Two studies published this month come to contradictory conclusions. One sponsored by the Carnegie Foundation found that more people in developing nations are likely to gain from rising prices than lose, although many poor households will require urgent food assistance. The other study by the World Bank concludes that more poor people are hurt by high food prices than helped.

Rising food prices clearly helped lift the incomes and living standards of poor people in China and India, the two countries with the biggest concentrations of poor people in the world, most of whom live in rural areas, said Sandra Polaski, author of the Carnegie study.

“The large reduction in poverty in China since 1978 was based primarily on better incomes in rural areas, attributable mainly to higher prices for food,” she said. Also in India, which has the largest number of poor living on less than $2 a day, the poorest households saw the biggest gains from increasing rice prices.

But the World Bank study of nine small countries concluded that recent record food prices have increased poverty substantially. The countries in that study were among the world’s poorest, including Bolivia, Cambodia, Madagascar, Malawi, Vietnam and Zambia.

Declan Butler, an agriculture expert writing for Nature magazine last month, said that although the immediate impact of soaring food prices is to increase poverty, over the long run, it should be a boon to the world’s poor.

“Higher food prices, other things being equal, mean higher farm incomes, and there are a lot of poor farmers in the world who could do with such a boost,” he said.

Many of the poorest countries are now suffering in part because the World Bank stopped helping them improve their agriculture techniques in recent decades to encourage their economies to diversify. This prompted many rural poor to abandon farming and move to the cities because they could not compete with cheap imported food, analysts say. Once in the cities, they became dependent on imported food and vulnerable to today’s rising prices.

The World Bank admitted this spring that investment in improved agriculture in the Third World would pay off royally in increased incomes and wealth and announced it will double its agricultural lending in sub-Saharan Africa over the next year, Mr. Butler noted.

“Agriculture has poverty-busting powers beyond straightforward revenue increases,” he said. “Agricultural growth spurs economic growth from the bottom up” because farmers who earn more spend it on services and goods in their communities.

High commodity prices are unquestionably benefiting farmers and the oil and mining sectors in the U.S., making them among the strongest spots in an otherwise weak economy. Booming farm output in particular has contributed to robust exports, as has strong demand for U.S. goods from the developing world, helping to keep the domestic economy afloat in the past year.

But overall, the U.S. is a consumer nation, and high prices have daunted the country’s 300 million consumers.
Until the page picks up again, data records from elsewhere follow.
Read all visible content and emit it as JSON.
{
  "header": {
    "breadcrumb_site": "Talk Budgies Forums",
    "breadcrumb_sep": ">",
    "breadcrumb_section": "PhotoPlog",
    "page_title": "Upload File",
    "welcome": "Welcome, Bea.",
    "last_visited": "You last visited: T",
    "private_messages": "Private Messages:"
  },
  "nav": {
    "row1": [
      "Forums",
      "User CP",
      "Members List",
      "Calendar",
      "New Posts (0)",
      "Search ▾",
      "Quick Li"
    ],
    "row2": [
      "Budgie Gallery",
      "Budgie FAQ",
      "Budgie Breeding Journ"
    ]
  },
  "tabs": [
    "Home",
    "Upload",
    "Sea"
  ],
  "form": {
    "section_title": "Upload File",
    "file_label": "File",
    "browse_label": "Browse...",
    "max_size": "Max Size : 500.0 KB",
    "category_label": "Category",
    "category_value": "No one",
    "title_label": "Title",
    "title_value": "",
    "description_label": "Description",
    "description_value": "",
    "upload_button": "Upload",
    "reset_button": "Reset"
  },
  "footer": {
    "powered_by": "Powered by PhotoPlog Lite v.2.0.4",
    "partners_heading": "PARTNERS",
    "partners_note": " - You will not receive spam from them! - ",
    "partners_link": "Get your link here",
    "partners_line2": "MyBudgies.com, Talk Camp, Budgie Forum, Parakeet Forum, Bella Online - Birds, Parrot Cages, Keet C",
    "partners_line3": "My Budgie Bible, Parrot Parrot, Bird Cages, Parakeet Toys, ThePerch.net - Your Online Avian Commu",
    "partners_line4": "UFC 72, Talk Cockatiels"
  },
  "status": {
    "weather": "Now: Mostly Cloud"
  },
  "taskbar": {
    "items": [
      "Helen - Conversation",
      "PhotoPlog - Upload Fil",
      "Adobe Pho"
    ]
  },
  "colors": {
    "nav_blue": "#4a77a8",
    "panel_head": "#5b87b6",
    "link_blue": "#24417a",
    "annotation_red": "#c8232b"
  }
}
Consumer confidence has fallen to the lowest levels in decades and seems to sink further with each daily increase in gas prices.

“Commodity prices have steadily increased over the past five years, and we believe that because of international demand, they could continue rising for another five,” said S&P;’s Mr. Wyss. “Dealing with that reality will remain a challenge for consumers and producers alike.”